Data about app and page elements:
=== Begin Enclosure ===

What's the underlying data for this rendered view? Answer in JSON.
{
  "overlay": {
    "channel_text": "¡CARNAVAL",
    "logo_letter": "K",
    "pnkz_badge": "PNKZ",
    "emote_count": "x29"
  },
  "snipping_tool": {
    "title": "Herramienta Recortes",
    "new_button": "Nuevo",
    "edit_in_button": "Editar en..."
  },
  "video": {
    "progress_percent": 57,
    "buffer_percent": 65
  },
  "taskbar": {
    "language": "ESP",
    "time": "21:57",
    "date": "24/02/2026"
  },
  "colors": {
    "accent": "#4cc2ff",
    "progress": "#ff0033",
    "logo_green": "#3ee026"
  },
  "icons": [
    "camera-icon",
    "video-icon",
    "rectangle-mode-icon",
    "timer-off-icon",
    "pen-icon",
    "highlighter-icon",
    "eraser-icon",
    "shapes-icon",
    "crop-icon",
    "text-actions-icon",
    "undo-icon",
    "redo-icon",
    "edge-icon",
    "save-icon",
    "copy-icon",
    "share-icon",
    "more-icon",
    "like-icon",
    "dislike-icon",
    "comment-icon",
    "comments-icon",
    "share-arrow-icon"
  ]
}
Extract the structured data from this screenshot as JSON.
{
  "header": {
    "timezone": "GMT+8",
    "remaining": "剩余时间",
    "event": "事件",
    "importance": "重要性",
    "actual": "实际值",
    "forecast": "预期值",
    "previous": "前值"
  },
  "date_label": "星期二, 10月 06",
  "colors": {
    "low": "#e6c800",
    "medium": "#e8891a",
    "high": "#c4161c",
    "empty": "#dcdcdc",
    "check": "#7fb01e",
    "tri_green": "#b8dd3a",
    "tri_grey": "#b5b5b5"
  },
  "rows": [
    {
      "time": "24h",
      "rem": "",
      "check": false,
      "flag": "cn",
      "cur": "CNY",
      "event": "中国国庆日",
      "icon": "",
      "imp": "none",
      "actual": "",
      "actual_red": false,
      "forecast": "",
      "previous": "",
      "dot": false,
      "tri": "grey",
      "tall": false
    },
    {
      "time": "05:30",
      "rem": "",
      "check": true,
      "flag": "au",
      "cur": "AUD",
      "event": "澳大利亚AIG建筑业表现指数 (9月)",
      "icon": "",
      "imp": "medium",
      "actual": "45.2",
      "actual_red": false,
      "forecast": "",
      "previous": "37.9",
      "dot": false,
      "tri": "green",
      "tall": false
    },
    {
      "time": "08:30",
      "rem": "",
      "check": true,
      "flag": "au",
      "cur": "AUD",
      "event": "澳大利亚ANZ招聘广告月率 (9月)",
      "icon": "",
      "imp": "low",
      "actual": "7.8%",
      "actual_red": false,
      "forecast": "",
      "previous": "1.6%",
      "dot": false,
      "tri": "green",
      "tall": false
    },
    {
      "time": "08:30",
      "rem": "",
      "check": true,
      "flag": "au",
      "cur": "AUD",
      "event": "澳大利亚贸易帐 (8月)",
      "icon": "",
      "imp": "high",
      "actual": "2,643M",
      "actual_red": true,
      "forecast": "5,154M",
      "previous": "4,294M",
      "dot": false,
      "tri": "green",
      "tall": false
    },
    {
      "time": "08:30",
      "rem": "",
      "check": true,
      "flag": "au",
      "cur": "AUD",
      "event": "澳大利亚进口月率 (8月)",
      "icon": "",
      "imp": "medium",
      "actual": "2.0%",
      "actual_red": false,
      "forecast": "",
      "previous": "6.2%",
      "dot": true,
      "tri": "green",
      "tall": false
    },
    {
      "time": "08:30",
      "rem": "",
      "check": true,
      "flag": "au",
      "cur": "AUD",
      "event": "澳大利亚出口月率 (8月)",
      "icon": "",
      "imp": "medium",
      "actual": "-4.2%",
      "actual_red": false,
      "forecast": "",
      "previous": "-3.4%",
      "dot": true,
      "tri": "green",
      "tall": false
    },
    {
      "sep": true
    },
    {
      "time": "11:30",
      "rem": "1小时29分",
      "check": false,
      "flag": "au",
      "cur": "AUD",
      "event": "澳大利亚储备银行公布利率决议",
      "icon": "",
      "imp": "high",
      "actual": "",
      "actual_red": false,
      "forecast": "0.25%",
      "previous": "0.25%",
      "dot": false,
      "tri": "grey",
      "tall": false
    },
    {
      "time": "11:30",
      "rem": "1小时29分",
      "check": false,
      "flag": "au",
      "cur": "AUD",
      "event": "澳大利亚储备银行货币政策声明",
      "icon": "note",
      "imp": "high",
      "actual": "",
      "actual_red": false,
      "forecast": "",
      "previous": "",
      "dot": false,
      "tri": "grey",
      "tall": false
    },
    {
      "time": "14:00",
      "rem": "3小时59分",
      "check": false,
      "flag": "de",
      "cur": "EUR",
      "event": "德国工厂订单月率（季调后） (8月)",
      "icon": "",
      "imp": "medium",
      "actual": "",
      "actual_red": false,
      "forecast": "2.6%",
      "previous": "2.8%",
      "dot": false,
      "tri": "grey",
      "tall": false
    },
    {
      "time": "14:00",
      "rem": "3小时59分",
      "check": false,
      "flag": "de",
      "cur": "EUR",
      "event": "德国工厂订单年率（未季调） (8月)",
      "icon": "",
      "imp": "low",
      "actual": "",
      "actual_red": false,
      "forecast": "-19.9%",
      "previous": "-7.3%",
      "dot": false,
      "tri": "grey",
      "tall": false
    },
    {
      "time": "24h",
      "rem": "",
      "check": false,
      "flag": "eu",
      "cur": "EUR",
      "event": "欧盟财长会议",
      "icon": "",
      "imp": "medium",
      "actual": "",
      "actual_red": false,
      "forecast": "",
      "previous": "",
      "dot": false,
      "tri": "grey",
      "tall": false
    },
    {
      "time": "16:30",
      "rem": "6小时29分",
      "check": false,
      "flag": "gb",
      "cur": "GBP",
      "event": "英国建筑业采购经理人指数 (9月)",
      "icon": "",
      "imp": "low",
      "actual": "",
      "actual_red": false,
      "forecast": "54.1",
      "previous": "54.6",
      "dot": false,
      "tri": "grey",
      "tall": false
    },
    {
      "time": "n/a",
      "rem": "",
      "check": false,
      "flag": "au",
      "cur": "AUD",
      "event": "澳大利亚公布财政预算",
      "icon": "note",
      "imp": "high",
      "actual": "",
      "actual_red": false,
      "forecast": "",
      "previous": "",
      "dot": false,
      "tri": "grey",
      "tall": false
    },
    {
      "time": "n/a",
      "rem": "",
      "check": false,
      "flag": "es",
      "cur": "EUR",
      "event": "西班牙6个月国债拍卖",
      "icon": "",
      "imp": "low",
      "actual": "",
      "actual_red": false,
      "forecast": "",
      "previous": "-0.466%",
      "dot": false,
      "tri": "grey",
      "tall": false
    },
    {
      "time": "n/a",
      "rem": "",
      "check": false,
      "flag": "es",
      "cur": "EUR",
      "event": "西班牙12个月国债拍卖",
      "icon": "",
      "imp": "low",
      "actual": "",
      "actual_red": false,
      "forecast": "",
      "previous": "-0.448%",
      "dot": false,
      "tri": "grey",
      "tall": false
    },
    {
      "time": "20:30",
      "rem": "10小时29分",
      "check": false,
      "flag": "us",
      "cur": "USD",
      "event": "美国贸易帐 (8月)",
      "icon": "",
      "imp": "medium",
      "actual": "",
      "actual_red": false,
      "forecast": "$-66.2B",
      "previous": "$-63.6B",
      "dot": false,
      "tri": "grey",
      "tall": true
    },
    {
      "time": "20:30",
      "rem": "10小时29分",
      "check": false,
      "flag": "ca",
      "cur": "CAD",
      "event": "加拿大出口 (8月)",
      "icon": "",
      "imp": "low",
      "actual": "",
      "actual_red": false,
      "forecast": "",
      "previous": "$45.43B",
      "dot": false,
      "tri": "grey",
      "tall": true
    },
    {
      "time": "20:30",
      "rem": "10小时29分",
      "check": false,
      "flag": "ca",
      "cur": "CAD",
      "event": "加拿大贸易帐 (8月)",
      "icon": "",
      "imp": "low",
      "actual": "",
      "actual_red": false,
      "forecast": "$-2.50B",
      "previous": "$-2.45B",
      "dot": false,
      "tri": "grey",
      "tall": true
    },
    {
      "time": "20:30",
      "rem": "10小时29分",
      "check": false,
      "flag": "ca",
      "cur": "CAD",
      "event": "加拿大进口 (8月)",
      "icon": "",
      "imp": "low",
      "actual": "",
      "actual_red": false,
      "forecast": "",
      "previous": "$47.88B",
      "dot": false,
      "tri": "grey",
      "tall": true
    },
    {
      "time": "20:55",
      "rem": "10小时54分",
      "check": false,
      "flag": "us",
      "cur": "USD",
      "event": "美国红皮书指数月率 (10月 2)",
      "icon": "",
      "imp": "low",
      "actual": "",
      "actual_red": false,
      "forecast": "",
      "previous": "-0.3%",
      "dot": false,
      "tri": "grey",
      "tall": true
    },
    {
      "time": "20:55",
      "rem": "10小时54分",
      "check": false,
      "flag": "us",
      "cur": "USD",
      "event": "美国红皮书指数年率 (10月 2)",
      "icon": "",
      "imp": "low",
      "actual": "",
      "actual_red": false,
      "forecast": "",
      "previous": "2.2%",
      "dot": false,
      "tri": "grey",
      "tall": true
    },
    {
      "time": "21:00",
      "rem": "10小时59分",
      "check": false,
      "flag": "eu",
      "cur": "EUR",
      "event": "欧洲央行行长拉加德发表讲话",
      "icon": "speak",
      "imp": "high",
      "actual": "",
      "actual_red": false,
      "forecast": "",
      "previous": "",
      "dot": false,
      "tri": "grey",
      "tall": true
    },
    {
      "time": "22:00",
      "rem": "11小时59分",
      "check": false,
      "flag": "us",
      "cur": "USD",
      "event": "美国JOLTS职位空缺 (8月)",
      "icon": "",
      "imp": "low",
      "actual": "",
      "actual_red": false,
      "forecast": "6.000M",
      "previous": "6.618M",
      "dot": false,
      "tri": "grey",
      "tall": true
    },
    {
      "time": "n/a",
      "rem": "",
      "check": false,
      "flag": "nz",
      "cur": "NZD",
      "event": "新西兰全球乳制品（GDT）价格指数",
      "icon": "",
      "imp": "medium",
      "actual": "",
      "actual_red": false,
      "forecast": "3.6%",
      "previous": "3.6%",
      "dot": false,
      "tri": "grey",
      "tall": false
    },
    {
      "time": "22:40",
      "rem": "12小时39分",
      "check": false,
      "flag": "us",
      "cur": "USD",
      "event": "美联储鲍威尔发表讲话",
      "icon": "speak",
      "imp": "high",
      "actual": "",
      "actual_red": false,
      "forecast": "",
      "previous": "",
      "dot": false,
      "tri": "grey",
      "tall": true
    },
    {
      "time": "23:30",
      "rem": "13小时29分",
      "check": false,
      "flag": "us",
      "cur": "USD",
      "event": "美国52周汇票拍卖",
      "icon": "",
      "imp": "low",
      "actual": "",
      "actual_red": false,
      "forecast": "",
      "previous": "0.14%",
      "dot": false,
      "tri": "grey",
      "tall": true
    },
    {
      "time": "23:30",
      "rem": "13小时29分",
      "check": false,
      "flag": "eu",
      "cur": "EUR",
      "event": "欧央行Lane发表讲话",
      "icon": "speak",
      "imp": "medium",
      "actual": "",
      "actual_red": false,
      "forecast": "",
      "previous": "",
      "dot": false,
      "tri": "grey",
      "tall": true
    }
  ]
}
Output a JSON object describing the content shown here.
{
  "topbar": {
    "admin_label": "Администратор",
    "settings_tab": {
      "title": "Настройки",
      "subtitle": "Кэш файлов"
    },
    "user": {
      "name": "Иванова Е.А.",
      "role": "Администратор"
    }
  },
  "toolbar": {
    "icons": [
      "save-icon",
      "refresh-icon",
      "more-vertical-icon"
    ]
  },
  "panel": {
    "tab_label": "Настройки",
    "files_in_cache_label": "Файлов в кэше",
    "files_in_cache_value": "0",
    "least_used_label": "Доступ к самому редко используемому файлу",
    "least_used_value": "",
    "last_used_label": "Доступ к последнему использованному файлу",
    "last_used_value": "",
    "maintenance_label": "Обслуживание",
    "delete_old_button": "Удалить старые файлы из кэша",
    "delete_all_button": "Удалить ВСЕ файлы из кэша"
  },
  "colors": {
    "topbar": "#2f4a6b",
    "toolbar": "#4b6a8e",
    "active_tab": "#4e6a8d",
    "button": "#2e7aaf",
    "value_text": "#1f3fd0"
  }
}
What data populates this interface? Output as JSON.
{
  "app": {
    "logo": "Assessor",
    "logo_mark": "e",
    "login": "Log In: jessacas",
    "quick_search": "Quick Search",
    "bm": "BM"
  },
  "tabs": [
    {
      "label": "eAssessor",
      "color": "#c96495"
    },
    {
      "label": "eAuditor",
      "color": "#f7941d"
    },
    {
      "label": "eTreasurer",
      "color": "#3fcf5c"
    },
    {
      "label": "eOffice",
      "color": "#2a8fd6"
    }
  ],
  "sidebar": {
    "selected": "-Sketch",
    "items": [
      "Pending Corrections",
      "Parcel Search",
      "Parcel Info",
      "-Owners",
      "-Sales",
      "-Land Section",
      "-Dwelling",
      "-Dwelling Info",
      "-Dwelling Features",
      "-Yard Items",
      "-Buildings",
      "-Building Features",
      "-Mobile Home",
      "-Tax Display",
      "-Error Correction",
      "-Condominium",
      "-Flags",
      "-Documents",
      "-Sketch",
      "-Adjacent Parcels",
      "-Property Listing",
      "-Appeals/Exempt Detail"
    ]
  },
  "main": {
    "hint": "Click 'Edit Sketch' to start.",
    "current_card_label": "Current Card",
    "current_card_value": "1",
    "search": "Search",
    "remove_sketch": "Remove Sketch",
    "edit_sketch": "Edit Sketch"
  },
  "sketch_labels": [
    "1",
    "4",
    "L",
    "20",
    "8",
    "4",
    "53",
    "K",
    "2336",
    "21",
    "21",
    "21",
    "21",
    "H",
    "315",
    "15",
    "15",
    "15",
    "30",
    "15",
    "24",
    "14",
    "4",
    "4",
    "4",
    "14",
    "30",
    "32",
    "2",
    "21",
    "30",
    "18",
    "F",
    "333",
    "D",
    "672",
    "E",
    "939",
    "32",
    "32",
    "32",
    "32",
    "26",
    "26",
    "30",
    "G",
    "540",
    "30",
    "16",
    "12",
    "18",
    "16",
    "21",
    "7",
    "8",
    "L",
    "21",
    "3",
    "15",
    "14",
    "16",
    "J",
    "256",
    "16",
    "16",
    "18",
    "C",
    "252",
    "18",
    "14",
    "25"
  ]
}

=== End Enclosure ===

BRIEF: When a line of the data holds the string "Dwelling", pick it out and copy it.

RESULT OF THE EXERCISE:
      "-Dwelling",
      "-Dwelling Info",
      "-Dwelling Features",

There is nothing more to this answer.